Saved entries:

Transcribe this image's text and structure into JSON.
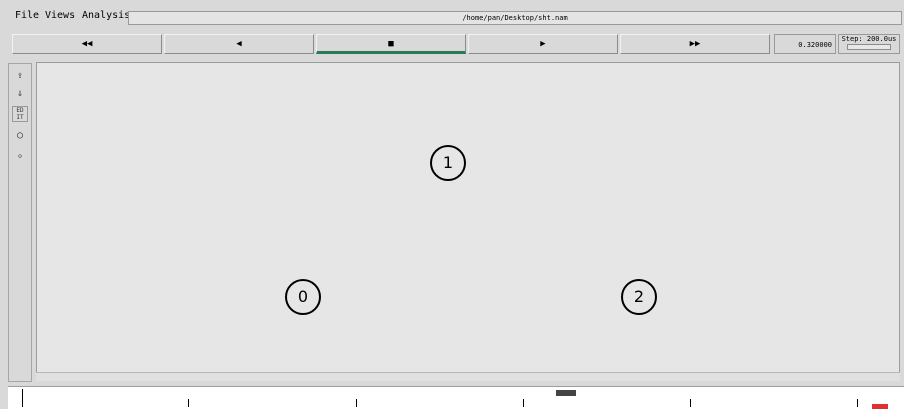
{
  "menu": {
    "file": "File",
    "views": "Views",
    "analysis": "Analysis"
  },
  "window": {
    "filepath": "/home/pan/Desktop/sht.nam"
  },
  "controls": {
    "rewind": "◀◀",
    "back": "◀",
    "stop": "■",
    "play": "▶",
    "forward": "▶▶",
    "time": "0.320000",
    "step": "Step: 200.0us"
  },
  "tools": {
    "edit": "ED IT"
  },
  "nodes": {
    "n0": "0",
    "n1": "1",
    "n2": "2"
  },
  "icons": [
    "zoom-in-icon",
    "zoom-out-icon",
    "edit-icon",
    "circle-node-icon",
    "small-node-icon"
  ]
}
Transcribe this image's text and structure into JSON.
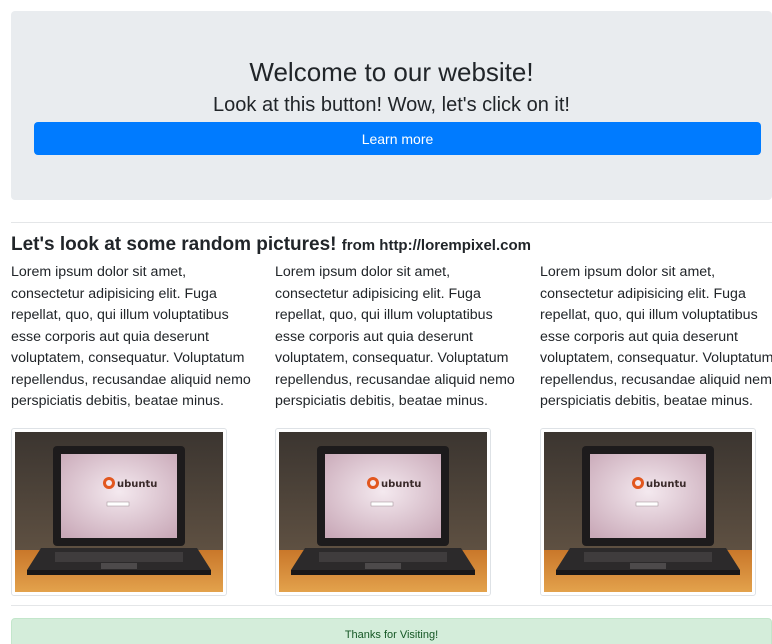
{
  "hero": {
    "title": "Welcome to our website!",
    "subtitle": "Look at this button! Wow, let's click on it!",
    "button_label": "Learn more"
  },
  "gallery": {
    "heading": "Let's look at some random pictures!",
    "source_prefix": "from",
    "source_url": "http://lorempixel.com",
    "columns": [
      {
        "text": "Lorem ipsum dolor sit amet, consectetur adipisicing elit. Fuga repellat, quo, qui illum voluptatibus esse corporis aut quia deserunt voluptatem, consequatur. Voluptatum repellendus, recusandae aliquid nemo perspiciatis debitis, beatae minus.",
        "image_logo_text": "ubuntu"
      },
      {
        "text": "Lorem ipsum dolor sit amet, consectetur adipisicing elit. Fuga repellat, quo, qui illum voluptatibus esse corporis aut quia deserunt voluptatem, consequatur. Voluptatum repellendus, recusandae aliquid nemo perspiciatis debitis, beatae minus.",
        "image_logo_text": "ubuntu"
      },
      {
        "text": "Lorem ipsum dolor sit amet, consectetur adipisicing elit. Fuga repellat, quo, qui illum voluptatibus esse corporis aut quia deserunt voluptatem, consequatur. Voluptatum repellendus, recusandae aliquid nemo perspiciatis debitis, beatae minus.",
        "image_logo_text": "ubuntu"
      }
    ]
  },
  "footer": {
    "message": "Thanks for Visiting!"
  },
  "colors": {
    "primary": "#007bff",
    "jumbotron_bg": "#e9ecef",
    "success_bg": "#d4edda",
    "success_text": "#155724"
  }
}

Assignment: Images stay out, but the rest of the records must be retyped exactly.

Exercise answer:
Transcribe this image's text and structure into JSON.
{
  "menu": {
    "file": "File",
    "views": "Views",
    "analysis": "Analysis"
  },
  "window": {
    "filepath": "/home/pan/Desktop/sht.nam"
  },
  "controls": {
    "rewind": "◀◀",
    "back": "◀",
    "stop": "■",
    "play": "▶",
    "forward": "▶▶",
    "time": "0.320000",
    "step": "Step: 200.0us"
  },
  "tools": {
    "edit": "ED IT"
  },
  "nodes": {
    "n0": "0",
    "n1": "1",
    "n2": "2"
  },
  "icons": [
    "zoom-in-icon",
    "zoom-out-icon",
    "edit-icon",
    "circle-node-icon",
    "small-node-icon"
  ]
}
Transcribe this image's text and structure into JSON.
{
  "hero": {
    "title": "Welcome to our website!",
    "subtitle": "Look at this button! Wow, let's click on it!",
    "button_label": "Learn more"
  },
  "gallery": {
    "heading": "Let's look at some random pictures!",
    "source_prefix": "from",
    "source_url": "http://lorempixel.com",
    "columns": [
      {
        "text": "Lorem ipsum dolor sit amet, consectetur adipisicing elit. Fuga repellat, quo, qui illum voluptatibus esse corporis aut quia deserunt voluptatem, consequatur. Voluptatum repellendus, recusandae aliquid nemo perspiciatis debitis, beatae minus.",
        "image_logo_text": "ubuntu"
      },
      {
        "text": "Lorem ipsum dolor sit amet, consectetur adipisicing elit. Fuga repellat, quo, qui illum voluptatibus esse corporis aut quia deserunt voluptatem, consequatur. Voluptatum repellendus, recusandae aliquid nemo perspiciatis debitis, beatae minus.",
        "image_logo_text": "ubuntu"
      },
      {
        "text": "Lorem ipsum dolor sit amet, consectetur adipisicing elit. Fuga repellat, quo, qui illum voluptatibus esse corporis aut quia deserunt voluptatem, consequatur. Voluptatum repellendus, recusandae aliquid nemo perspiciatis debitis, beatae minus.",
        "image_logo_text": "ubuntu"
      }
    ]
  },
  "footer": {
    "message": "Thanks for Visiting!"
  },
  "colors": {
    "primary": "#007bff",
    "jumbotron_bg": "#e9ecef",
    "success_bg": "#d4edda",
    "success_text": "#155724"
  }
}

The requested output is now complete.